In Lawter v. Walker,*fn4
a case was brought here on a certificate from the State court. It was dismissed for want of jurisdiction. The court said: 'The twenty-fifth section of the Judiciary Act requires something more definite than such a certificate to give to this court jurisdiction. The conflict of the State law with the Constitution of the United States, and a decision by a State court in favor of its validity, must appear on the face of the record before it can be re-examined in this court. It must appear in the pleadings of the suit, or from the evidence in the course of the trial, in the instructions asked for, or from exceptions taken to the ruling of the court. It must be that such a question was necessarily involved in the decision, and that the State court would not have given judgment without deciding it.' To the same effect is the case of Mills v. Brown.*fn5
The bill of complainant claims relief on two grounds:
1. That the county judge disregarded the requirements of the statute, in the submission to the vote of the people of the question of issuing the bonds.
2. That the county judge and the Railroad Company, to whom they were first issued, were guilty of fraud in the issue of the bonds.
The court may have held the bonds void on the latter ground, and may have based its decree on that allegation. If so, there can be no pretence that such a ground involves any question of the Constitution of the United States or of the State of Iowa.
In the argument of counsel before us, no attempt is made to show that any provision of the Constitution of the State of Iowa conflicts in any way with the Constitution of the United States.
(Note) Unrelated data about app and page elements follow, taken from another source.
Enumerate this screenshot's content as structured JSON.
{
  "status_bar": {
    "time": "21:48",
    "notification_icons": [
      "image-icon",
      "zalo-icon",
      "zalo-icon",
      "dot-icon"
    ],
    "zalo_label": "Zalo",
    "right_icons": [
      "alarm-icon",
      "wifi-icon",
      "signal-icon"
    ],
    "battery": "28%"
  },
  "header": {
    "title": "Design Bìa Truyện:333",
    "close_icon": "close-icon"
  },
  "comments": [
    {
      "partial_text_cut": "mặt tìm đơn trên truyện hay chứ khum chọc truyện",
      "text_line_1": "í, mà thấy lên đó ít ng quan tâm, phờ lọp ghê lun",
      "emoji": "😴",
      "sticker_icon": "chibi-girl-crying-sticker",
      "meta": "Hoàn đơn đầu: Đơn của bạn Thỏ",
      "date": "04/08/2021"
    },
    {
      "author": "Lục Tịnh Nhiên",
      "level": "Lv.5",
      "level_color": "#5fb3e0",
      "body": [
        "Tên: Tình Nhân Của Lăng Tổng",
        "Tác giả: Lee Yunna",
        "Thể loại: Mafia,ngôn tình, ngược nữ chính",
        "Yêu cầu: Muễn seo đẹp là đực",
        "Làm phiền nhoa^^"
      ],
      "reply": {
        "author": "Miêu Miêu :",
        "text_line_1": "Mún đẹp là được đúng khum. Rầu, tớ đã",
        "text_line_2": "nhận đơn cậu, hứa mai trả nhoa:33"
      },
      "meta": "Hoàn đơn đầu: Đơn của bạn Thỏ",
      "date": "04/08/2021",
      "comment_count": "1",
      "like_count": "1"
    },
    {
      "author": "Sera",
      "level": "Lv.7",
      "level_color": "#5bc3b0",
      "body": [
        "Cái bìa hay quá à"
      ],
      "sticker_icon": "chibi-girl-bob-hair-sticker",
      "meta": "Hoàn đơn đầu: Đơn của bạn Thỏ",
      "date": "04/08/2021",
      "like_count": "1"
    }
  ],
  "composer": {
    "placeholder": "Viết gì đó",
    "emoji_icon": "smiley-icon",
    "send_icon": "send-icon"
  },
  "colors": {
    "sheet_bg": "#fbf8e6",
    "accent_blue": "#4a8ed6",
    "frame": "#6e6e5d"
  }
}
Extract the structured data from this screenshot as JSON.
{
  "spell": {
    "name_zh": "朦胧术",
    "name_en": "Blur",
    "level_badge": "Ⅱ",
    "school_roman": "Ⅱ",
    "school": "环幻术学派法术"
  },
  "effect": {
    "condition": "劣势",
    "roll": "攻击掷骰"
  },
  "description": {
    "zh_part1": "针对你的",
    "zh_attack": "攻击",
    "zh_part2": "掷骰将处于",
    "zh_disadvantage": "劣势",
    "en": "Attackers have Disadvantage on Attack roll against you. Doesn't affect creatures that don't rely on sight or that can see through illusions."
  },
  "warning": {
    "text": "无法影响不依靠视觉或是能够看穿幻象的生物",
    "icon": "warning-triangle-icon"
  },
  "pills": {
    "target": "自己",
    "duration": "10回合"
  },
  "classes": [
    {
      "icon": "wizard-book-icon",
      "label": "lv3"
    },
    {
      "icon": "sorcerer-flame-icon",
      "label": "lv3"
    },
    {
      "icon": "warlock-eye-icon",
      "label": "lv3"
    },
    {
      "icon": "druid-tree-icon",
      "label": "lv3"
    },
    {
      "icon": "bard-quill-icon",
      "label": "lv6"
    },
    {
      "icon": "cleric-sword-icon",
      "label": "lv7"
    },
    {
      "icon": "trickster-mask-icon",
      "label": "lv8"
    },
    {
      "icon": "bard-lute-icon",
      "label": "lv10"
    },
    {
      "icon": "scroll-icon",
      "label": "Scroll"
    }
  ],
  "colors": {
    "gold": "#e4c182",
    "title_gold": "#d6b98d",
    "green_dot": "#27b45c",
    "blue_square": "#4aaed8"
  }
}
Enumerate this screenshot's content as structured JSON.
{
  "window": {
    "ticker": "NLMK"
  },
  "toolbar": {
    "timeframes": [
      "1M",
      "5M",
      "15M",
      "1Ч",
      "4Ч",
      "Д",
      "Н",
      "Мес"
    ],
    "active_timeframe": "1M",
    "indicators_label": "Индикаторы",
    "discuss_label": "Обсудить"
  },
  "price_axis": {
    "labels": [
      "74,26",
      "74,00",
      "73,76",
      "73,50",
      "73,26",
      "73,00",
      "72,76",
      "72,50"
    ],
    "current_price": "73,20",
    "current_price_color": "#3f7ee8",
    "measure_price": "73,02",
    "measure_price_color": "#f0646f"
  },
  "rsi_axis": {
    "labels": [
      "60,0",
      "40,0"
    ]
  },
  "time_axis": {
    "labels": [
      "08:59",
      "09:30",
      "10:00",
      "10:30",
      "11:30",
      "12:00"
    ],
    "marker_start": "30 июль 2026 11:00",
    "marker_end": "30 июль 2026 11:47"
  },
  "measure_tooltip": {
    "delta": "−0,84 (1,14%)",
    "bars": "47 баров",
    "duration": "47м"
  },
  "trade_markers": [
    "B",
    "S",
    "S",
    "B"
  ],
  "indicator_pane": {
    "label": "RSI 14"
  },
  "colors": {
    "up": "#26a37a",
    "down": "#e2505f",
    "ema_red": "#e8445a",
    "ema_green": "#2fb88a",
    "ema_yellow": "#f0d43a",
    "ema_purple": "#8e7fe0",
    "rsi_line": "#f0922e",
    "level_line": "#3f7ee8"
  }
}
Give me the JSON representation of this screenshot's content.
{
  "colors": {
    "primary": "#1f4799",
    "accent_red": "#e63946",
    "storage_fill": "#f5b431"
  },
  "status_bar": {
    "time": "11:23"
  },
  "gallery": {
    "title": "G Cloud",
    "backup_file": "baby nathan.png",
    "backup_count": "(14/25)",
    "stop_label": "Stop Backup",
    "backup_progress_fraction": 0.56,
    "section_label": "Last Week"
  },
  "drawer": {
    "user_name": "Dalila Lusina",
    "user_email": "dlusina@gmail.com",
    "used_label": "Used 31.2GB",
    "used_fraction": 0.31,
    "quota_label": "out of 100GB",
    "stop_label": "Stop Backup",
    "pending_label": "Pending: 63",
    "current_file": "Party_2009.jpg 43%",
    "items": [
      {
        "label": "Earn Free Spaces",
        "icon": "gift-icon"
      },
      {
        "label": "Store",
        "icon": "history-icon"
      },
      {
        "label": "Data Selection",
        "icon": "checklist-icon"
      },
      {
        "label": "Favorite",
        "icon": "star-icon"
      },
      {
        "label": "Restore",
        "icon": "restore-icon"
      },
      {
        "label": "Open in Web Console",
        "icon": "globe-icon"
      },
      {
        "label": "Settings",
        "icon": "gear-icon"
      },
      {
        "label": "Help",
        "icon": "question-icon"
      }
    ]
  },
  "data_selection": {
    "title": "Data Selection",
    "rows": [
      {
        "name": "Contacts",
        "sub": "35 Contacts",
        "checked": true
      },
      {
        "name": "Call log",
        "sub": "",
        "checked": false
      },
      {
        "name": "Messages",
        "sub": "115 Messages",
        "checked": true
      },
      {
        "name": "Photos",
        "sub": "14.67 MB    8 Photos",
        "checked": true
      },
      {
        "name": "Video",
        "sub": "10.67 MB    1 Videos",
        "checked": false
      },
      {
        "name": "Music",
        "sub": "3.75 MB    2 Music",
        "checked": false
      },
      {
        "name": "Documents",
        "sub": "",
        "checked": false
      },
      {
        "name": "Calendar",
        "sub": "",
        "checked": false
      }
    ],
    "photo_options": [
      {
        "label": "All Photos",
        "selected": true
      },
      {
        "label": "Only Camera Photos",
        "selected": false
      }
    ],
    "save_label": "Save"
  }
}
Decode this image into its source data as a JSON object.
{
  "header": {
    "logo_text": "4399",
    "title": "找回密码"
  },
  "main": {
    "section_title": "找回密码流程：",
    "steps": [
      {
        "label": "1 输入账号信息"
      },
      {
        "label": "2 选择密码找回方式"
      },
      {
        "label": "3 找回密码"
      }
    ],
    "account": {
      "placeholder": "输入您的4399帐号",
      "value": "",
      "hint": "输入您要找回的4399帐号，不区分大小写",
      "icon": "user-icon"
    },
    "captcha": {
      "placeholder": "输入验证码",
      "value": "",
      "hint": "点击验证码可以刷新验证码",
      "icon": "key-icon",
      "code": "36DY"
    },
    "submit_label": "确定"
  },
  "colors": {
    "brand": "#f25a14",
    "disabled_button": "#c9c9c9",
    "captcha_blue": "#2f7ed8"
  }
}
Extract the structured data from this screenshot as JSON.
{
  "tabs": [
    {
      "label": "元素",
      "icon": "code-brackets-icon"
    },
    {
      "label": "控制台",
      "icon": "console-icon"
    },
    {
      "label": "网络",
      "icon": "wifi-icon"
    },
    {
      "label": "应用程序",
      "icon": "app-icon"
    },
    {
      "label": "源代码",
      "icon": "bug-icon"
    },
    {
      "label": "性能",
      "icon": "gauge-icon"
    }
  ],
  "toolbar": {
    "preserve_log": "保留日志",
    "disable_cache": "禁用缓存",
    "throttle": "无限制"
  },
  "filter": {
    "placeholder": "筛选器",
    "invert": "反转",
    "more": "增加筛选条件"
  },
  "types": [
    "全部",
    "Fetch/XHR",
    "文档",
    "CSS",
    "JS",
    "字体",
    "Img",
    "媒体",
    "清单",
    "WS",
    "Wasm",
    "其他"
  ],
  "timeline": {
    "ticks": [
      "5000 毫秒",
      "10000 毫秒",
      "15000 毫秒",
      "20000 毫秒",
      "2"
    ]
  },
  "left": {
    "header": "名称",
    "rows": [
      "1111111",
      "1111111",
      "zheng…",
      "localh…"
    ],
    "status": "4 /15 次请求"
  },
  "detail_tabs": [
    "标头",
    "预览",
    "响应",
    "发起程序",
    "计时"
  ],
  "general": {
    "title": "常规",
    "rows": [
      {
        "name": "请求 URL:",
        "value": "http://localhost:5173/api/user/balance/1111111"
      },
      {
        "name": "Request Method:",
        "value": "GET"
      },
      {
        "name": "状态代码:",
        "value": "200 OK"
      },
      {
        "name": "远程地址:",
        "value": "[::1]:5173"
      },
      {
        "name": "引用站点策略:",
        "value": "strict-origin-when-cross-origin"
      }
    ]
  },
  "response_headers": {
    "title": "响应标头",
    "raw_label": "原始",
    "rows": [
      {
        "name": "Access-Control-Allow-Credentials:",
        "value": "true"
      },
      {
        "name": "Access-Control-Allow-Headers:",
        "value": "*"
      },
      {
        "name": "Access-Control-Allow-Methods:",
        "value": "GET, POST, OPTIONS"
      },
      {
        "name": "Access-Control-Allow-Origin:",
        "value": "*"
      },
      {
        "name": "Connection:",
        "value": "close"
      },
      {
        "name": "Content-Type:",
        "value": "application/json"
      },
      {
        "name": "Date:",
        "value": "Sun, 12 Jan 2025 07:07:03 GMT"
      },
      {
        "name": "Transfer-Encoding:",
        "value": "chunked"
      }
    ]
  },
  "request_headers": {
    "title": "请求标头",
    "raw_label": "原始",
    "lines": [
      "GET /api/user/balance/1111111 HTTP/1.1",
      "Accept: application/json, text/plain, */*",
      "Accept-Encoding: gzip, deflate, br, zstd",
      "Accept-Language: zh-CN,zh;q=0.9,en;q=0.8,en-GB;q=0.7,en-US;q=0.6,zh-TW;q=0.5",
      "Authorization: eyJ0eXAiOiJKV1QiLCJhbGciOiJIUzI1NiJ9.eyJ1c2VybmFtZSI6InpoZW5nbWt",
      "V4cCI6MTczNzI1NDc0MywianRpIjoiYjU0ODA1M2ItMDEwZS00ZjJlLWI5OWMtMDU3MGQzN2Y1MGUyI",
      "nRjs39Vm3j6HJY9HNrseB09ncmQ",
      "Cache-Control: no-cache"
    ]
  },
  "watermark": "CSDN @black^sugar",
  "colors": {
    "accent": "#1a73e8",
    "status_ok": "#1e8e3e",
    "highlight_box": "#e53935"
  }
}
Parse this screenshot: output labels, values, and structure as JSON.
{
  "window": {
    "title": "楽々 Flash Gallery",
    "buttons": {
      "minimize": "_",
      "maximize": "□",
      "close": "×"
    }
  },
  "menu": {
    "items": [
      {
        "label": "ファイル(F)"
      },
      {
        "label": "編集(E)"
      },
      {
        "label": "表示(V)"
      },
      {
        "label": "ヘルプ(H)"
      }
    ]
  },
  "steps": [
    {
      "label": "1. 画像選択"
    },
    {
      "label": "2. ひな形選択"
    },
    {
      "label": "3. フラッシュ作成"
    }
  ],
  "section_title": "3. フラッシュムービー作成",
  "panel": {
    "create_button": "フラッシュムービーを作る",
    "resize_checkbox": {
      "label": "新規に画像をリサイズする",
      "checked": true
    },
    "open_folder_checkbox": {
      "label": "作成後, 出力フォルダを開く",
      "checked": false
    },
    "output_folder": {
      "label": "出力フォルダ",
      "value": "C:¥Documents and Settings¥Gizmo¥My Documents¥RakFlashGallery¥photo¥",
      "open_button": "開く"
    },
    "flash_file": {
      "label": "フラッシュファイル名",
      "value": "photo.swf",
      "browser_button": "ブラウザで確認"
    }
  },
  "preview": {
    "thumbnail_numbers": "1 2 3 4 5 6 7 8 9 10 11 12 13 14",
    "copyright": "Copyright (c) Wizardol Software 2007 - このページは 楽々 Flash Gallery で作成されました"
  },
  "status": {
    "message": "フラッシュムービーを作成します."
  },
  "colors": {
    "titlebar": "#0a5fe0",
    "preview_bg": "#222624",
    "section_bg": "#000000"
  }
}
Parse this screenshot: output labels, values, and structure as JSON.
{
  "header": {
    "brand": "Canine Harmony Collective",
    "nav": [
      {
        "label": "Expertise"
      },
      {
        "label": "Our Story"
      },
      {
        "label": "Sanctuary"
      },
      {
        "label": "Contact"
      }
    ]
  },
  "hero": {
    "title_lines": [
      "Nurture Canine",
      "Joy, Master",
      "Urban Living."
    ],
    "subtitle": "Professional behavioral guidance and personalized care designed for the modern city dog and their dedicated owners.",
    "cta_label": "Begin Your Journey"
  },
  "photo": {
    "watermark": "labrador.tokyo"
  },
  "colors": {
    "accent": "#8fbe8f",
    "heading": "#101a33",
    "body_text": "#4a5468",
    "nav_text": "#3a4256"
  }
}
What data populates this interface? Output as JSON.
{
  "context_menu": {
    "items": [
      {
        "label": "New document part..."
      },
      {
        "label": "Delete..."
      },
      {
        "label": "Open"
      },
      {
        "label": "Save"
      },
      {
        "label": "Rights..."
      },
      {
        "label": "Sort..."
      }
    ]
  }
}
The whole case, in the language of the brief, is put upon the ground that the 'Supreme Court of Iowa has made a decision in this case which impairs the obligation of contracts;' and the argument goes upon the fundamental error that this court can, as an appellate tribunal, reverse the decision of a State court, because that court may hold a contract to be void which this court might hold to be valid. If this were the law, every case of a contract held by the State court not to be binding, for any cause whatever, can be brought to this court for review, and we should thus become the court of final resort in all cases of contract, where the decisions of State courts were against the validity of the contracts set up in those courts.
This, obviously, was not the purpose of the Judiciary Act. It must be the Constitution, or some law of the State, which impairs the obligation of the contract, or which is otherwise in conflict with the Constitution of the United States; and the decision of the State court must sustain the law or Constitution of the State in the matter in which the conflict is supposed to exist, or the case for this court does not arise. No such thing appears in the case before us, which is the case of a citizen of Iowa, suing a corporation of Iowa, in the Iowa courts, their rights being determined either upon a construction of local law in no way in conflict with the Federal Constitution, or else upon a simple question of fraud.
The writ of error must be